Further, so long as you can brave an escape to the breath-taking Angus countryside, a shooting session will only cost you £15 which is by far the most affordable cost for clay pigeon shooting locally or in comparison to any other university shooting club. This is a fantastic bargain considering that it takes into account the cost of transport, the clay disks, use of the premise, and ammunition for the shotgun. So, clearly, you do not need to wear tweed and red trousers to take part in the St Andrews Clay Pigeon Shooting Club. Brown and Sheasby really emphasized the re-energised nature of the Club. Over the past few years, the club has continued to try and push itself forward. This can be seen in the social side of the Club; with their highly popular socials, the Club is garnering an increased number of social members. In terms of charity work, the Club is looking to increase what it does. Many of its members are looking to do a charity skydive this year. Brown jokes that this will also help gain a new-found empathy for the clay pigeon disks that they so often see fly through the sky. This year has seen a substantial increase in sponsorship for the club.

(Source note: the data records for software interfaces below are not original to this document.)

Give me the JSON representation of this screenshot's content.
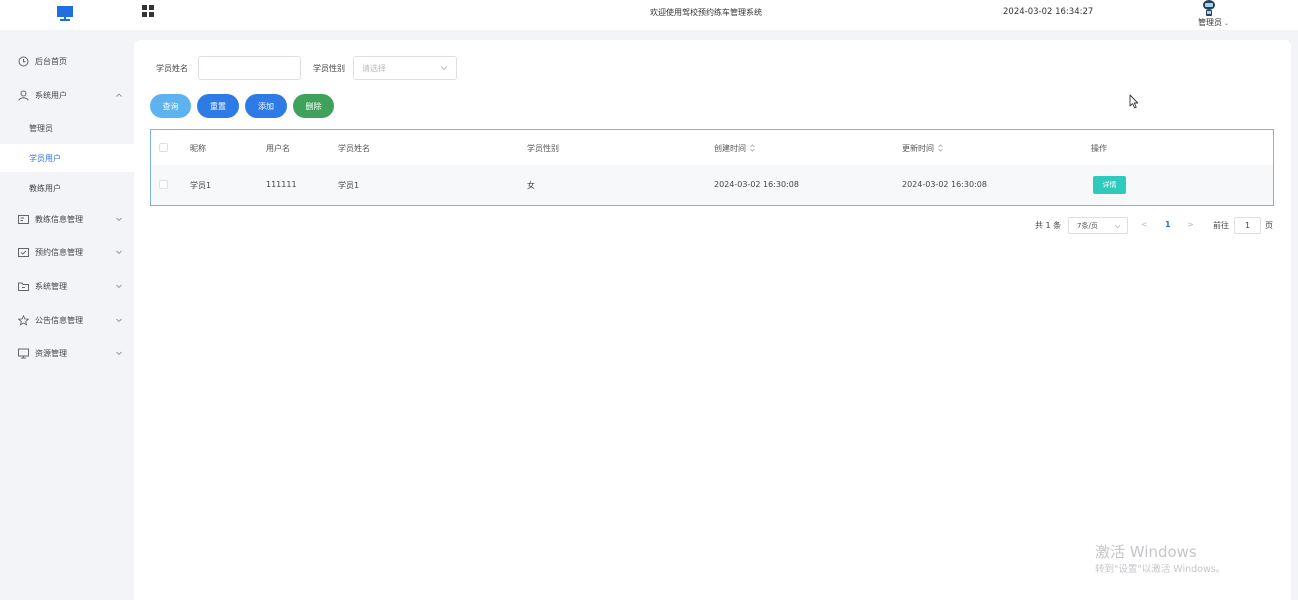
{
  "header": {
    "system_title": "欢迎使用驾校预约练车管理系统",
    "datetime": "2024-03-02 16:34:27",
    "user_role": "管理员",
    "icons": {
      "logo": "monitor-icon",
      "menu": "grid-icon",
      "avatar": "robot-avatar-icon"
    }
  },
  "sidebar": {
    "items": [
      {
        "label": "后台首页",
        "icon": "clock-icon"
      },
      {
        "label": "系统用户",
        "icon": "user-icon",
        "expanded": true,
        "children": [
          {
            "label": "管理员"
          },
          {
            "label": "学员用户",
            "active": true
          },
          {
            "label": "教练用户"
          }
        ]
      },
      {
        "label": "教练信息管理",
        "icon": "id-card-icon"
      },
      {
        "label": "预约信息管理",
        "icon": "calendar-check-icon"
      },
      {
        "label": "系统管理",
        "icon": "folder-icon"
      },
      {
        "label": "公告信息管理",
        "icon": "star-icon"
      },
      {
        "label": "资源管理",
        "icon": "monitor-icon"
      }
    ]
  },
  "search": {
    "name_label": "学员姓名",
    "name_value": "",
    "gender_label": "学员性别",
    "gender_placeholder": "请选择"
  },
  "actions": {
    "query": "查询",
    "reset": "重置",
    "add": "添加",
    "delete": "删除"
  },
  "colors": {
    "query": "#5cb3f0",
    "reset": "#2f7be5",
    "add": "#2f7be5",
    "delete": "#3fa25a",
    "detail": "#2ecbbd",
    "active": "#2f6fe0"
  },
  "table": {
    "columns": [
      "昵称",
      "用户名",
      "学员姓名",
      "学员性别",
      "创建时间",
      "更新时间",
      "操作"
    ],
    "rows": [
      {
        "nickname": "学员1",
        "username": "111111",
        "name": "学员1",
        "gender": "女",
        "created": "2024-03-02 16:30:08",
        "updated": "2024-03-02 16:30:08",
        "action": "详情"
      }
    ]
  },
  "pagination": {
    "total": "共 1 条",
    "page_size": "7条/页",
    "current_page": "1",
    "goto_label": "前往",
    "goto_value": "1",
    "page_suffix": "页"
  },
  "watermark": {
    "line1": "激活 Windows",
    "line2": "转到\"设置\"以激活 Windows。"
  }
}
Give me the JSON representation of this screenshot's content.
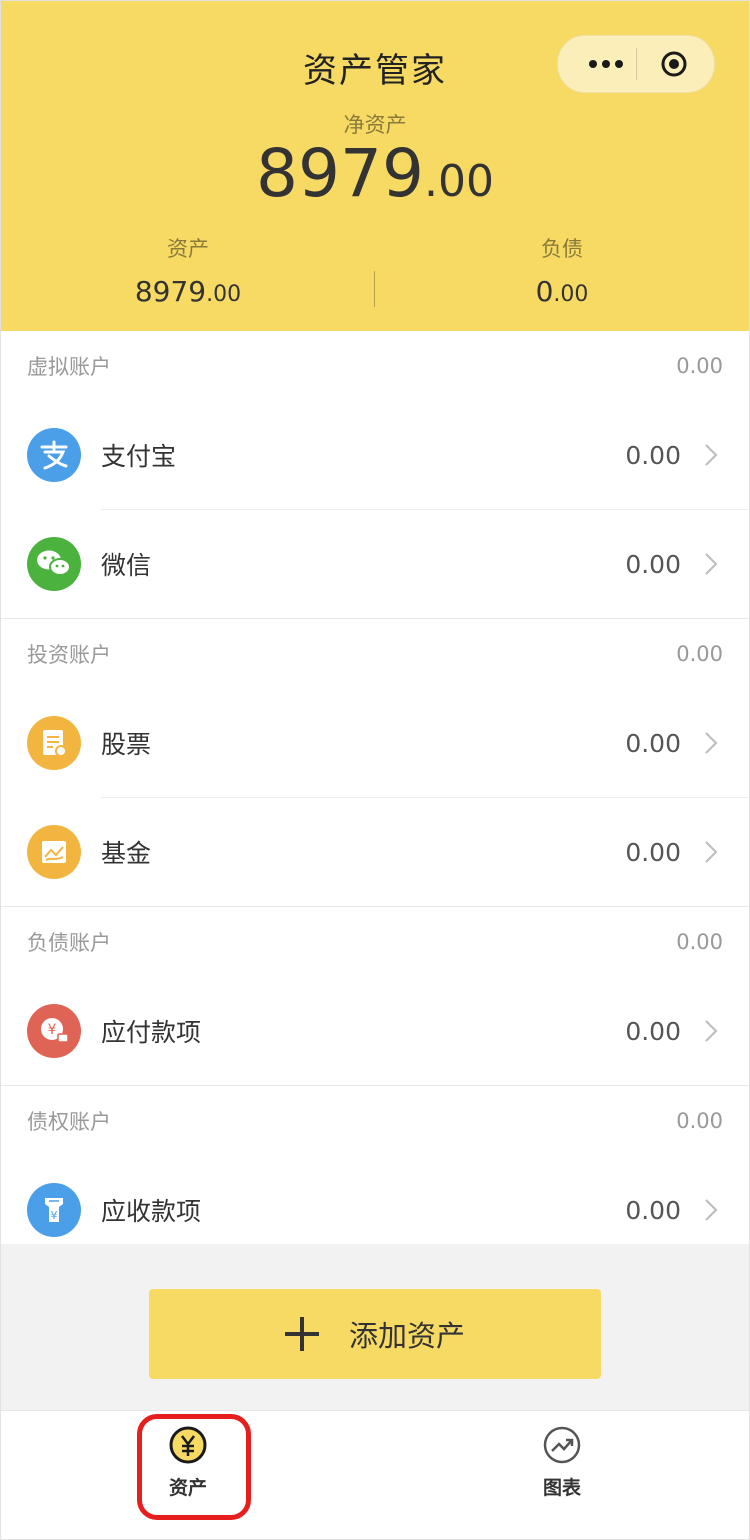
{
  "header": {
    "title": "资产管家",
    "net_assets_label": "净资产",
    "net_assets_int": "8979",
    "net_assets_dec": ".00",
    "assets_label": "资产",
    "assets_int": "8979",
    "assets_dec": ".00",
    "liabilities_label": "负债",
    "liabilities_int": "0",
    "liabilities_dec": ".00",
    "more_icon": "more-dots-icon",
    "close_icon": "target-circle-icon"
  },
  "sections": [
    {
      "title": "虚拟账户",
      "total": "0.00",
      "items": [
        {
          "name": "支付宝",
          "value": "0.00",
          "icon": "alipay-icon",
          "color": "#4a9fe8"
        },
        {
          "name": "微信",
          "value": "0.00",
          "icon": "wechat-icon",
          "color": "#4bb33d"
        }
      ]
    },
    {
      "title": "投资账户",
      "total": "0.00",
      "items": [
        {
          "name": "股票",
          "value": "0.00",
          "icon": "stock-icon",
          "color": "#f2b53f"
        },
        {
          "name": "基金",
          "value": "0.00",
          "icon": "fund-icon",
          "color": "#f2b53f"
        }
      ]
    },
    {
      "title": "负债账户",
      "total": "0.00",
      "items": [
        {
          "name": "应付款项",
          "value": "0.00",
          "icon": "payable-icon",
          "color": "#e06456"
        }
      ]
    },
    {
      "title": "债权账户",
      "total": "0.00",
      "items": [
        {
          "name": "应收款项",
          "value": "0.00",
          "icon": "receivable-icon",
          "color": "#4a9fe8"
        }
      ]
    }
  ],
  "add_button": {
    "label": "添加资产",
    "icon": "plus-icon"
  },
  "tabbar": {
    "tabs": [
      {
        "label": "资产",
        "icon": "yuan-coin-icon",
        "active": true
      },
      {
        "label": "图表",
        "icon": "trend-chart-icon",
        "active": false
      }
    ]
  },
  "colors": {
    "brand_yellow": "#f7da64",
    "highlight_red": "#e61e1e"
  }
}
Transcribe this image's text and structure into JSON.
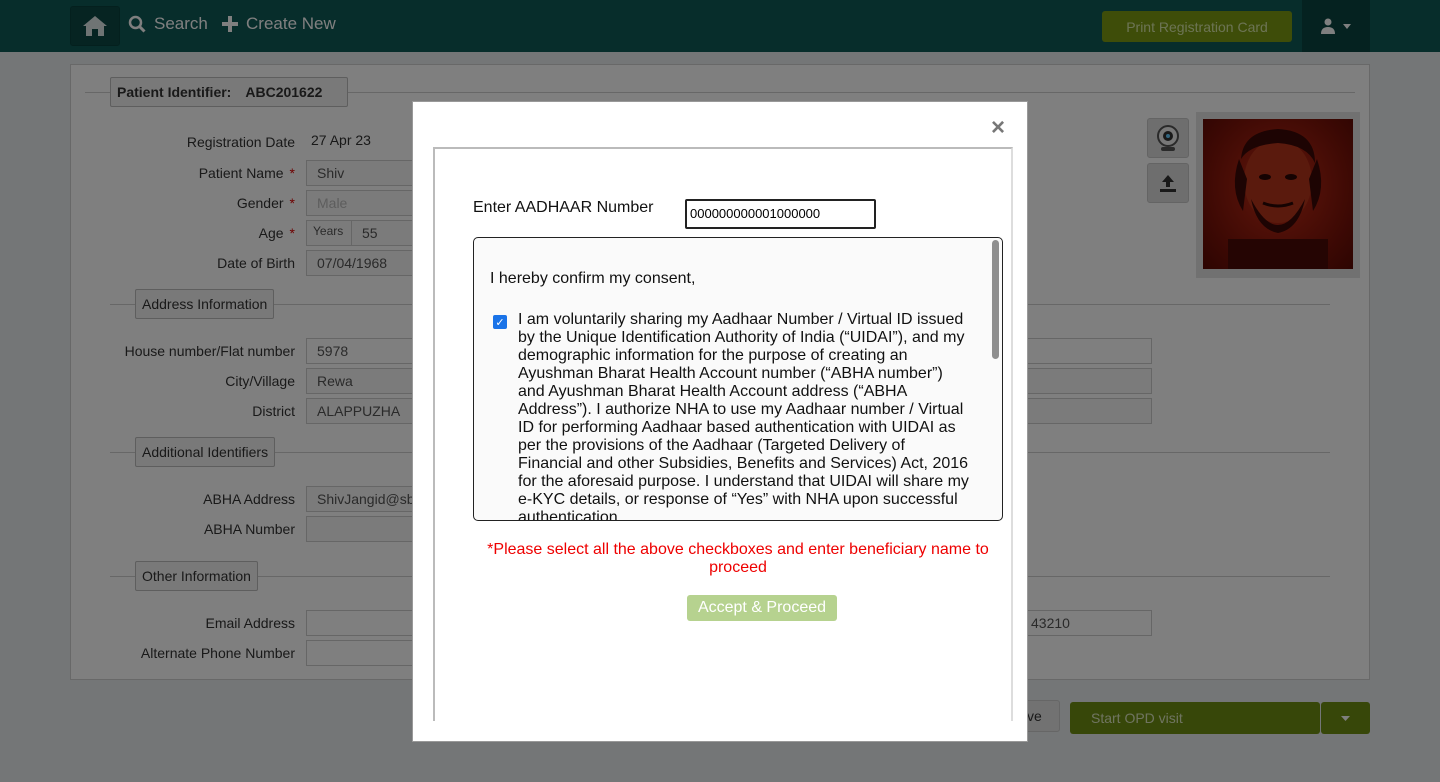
{
  "navbar": {
    "search_label": "Search",
    "create_new_label": "Create New",
    "print_label": "Print Registration Card"
  },
  "patient": {
    "identifier_label": "Patient Identifier:",
    "identifier_value": "ABC201622",
    "registration_date_label": "Registration Date",
    "registration_date_value": "27 Apr 23",
    "name_label": "Patient Name",
    "name_value": "Shiv",
    "gender_label": "Gender",
    "gender_value": "Male",
    "age_label": "Age",
    "age_unit": "Years",
    "age_value": "55",
    "dob_label": "Date of Birth",
    "dob_value": "07/04/1968",
    "required_mark": "*"
  },
  "address": {
    "section_title": "Address Information",
    "house_label": "House number/Flat number",
    "house_value": "5978",
    "city_label": "City/Village",
    "city_value": "Rewa",
    "district_label": "District",
    "district_value": "ALAPPUZHA"
  },
  "identifiers": {
    "section_title": "Additional Identifiers",
    "abha_address_label": "ABHA Address",
    "abha_address_value": "ShivJangid@sb",
    "abha_number_label": "ABHA Number",
    "abha_number_value": ""
  },
  "other": {
    "section_title": "Other Information",
    "email_label": "Email Address",
    "email_value": "",
    "alt_phone_label": "Alternate Phone Number",
    "alt_phone_value": "",
    "phone_partial": "43210"
  },
  "footer": {
    "save_partial": "ve",
    "start_opd_label": "Start OPD visit"
  },
  "modal": {
    "close_symbol": "×",
    "aadhaar_label": "Enter AADHAAR Number",
    "aadhaar_value": "000000000001000000",
    "consent_title": "I hereby confirm my consent,",
    "consent_checked": true,
    "consent_text": "I am voluntarily sharing my Aadhaar Number / Virtual ID issued by the Unique Identification Authority of India (“UIDAI”), and my demographic information for the purpose of creating an Ayushman Bharat Health Account number (“ABHA number”) and Ayushman Bharat Health Account address (“ABHA Address”). I authorize NHA to use my Aadhaar number / Virtual ID for performing Aadhaar based authentication with UIDAI as per the provisions of the Aadhaar (Targeted Delivery of Financial and other Subsidies, Benefits and Services) Act, 2016 for the aforesaid purpose. I understand that UIDAI will share my e-KYC details, or response of “Yes” with NHA upon successful authentication.",
    "warning_text": "*Please select all the above checkboxes and enter beneficiary name to proceed",
    "accept_label": "Accept & Proceed"
  },
  "colors": {
    "navbar": "#0f5a56",
    "print_button": "#7d9a12",
    "start_opd": "#6f8e12",
    "accept_button": "#b6d28f",
    "warning": "#e00000"
  },
  "icons": {
    "home": "home-icon",
    "search": "search-icon",
    "create": "plus-icon",
    "user": "doctor-icon",
    "webcam": "webcam-icon",
    "upload": "upload-icon",
    "caret": "caret-down-icon"
  }
}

With notable sponsors, such as Barrett making, shooting clothing more affordable. So, whilst gilets are in no way required, if so desired the club clearly has made it more affordable for its members. This does not stop at clothing: the club is constantly striving to find ways to make the club as affordable as possible. In terms of competition, the club is constantly looking to find new competitions to enter. There are talks of trying to start an Edinburgh-St Andrews clay pigeon varsity. Yet Sheasby is quick to emphasise that for the Clay Pigeon Club, enjoyment is the principal objective. Whilst the club keeps pushing itself forward, it will not be at the expense of members having a good time.
Clearly, there is no better time to get involved with the Clay Pigeon Shooting Club. Whether you are a novice who has never held a shotgun, or a seasoned competitor, the Clay Pigeon team welcomes you. If you’d like to give it a shot, be sure to attend one of their “give it a go” sessions, or contact them on Facebook.